When deforestation takes place, so much hurts the ecosystem. What many do not realize is that deforestation does not just hurt that specific ecosystem, but it can also impact the global ecosystem. For starters, deforestation means that trees and other flora are dying. Without trees we would have as much oxygen, and we would have too much carbon in the atmosphere. Trees take in carbon and then through their processes release oxygen. Both the intake of carbon and the outtake of oxygen are necessary for all life on earth.
Trees are not the only flora that are important, though. Flowers and bushes and other plants play their role not only in the carbon and oxygen game, but also in the pollination world. Without the smaller flora, like flowers and bushes, bugs cannot pollinate and continue the life cycle of these plants. Species of plants go extinct. Bees cannot gather pollen thus they cannot make honey. And those are just a few reasons deforestation is bad for flora.
Deforestation also means that animals are going to find new places to live. All animals, including predators, will have to find new territory. That could mean territory where humans live, too. Predators are a necessary component to any ecosystem as part of the circle of life. Without enough predatory animals, too many omnivores and herbivores will take over, including varmints and unwanted animals.
Deforestation takes away the habitats for both predator and prey, which means both move into new habitats.

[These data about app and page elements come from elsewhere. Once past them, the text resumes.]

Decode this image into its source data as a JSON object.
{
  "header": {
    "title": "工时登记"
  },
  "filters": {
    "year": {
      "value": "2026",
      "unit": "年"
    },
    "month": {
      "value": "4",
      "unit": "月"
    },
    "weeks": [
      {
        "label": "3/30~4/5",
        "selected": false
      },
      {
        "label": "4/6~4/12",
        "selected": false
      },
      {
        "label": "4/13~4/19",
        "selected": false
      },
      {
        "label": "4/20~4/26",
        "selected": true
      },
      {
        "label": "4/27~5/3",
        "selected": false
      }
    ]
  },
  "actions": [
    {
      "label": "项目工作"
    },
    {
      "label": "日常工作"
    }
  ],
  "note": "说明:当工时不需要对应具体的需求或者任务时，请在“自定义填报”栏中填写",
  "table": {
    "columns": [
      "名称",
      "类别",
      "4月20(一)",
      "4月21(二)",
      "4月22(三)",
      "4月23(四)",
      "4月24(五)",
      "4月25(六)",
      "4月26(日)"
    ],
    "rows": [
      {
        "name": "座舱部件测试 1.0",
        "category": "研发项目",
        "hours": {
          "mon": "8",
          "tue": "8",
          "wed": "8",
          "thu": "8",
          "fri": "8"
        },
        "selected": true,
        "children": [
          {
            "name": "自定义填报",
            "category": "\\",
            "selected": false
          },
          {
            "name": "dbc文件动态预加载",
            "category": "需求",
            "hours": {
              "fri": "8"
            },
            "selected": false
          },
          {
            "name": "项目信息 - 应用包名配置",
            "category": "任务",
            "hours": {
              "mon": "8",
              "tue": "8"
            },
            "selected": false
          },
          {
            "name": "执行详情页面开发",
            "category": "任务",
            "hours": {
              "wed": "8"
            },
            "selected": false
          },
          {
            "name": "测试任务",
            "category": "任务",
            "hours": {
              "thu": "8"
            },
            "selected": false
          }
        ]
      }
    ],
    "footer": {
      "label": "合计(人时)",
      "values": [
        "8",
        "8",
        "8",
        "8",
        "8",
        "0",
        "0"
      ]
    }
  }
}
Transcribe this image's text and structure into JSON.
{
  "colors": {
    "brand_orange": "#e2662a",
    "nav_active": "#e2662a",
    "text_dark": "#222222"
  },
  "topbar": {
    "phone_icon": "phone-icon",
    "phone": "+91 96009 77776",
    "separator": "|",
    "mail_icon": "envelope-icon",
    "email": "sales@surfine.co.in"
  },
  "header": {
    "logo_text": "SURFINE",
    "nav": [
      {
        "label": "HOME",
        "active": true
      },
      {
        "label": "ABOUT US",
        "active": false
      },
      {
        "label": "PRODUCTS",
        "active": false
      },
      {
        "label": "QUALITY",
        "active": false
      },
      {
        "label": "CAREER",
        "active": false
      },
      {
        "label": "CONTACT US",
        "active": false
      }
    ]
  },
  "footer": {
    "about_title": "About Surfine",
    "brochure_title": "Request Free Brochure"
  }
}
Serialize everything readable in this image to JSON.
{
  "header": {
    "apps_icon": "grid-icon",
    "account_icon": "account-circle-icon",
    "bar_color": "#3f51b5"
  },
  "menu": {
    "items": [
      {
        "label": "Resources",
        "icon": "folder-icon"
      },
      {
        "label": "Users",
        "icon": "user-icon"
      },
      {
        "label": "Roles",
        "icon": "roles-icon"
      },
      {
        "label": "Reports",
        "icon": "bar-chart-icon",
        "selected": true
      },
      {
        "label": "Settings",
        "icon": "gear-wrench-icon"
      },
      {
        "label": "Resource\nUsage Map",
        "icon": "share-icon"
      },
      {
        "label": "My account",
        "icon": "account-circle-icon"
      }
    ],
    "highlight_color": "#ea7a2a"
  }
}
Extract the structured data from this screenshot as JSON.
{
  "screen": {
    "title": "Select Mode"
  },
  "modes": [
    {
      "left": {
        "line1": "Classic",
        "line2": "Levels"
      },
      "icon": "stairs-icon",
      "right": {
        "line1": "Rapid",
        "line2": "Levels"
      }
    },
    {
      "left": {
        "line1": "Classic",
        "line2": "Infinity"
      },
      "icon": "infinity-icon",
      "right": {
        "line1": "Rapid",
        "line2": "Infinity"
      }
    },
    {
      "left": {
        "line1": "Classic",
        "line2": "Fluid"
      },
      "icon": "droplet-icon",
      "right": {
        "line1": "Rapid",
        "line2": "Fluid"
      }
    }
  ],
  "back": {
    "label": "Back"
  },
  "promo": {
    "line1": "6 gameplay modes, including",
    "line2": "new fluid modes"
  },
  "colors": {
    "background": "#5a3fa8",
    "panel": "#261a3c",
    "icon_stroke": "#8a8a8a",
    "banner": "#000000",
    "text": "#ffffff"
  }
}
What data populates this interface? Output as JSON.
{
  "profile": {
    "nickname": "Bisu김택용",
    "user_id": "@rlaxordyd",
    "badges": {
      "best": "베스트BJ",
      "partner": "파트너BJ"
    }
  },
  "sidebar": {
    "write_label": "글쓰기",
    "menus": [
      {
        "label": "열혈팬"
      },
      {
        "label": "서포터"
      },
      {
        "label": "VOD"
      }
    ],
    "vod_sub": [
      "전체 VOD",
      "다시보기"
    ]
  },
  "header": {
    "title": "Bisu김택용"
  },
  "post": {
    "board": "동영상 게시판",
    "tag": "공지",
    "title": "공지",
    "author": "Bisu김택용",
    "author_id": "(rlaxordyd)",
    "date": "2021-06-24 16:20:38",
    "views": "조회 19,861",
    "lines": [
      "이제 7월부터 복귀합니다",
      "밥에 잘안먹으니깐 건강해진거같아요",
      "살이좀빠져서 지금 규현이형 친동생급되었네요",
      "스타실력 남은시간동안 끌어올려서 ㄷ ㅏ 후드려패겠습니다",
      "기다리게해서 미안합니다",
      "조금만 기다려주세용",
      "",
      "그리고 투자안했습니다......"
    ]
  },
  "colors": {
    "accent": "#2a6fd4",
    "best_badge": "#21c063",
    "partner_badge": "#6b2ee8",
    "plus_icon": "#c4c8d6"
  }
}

Now, we also know that deforestation affects the microbes, too. According to one of the scientists involved in this research, …”microbes are responsible for critical environmental processes, such as the recycling of nutrients, the production of clean water and the removal of pollutants.” All three of those seem necessary and beneficial, so why wouldn’t we want to protect those?
Deforestation is a touchy subject, and a tad bit complicated. But both of those mean that it is important to discuss and address. Our very lives depend on it—all of our lives.
Image Credit: Dr. Morley Read / Shutterstock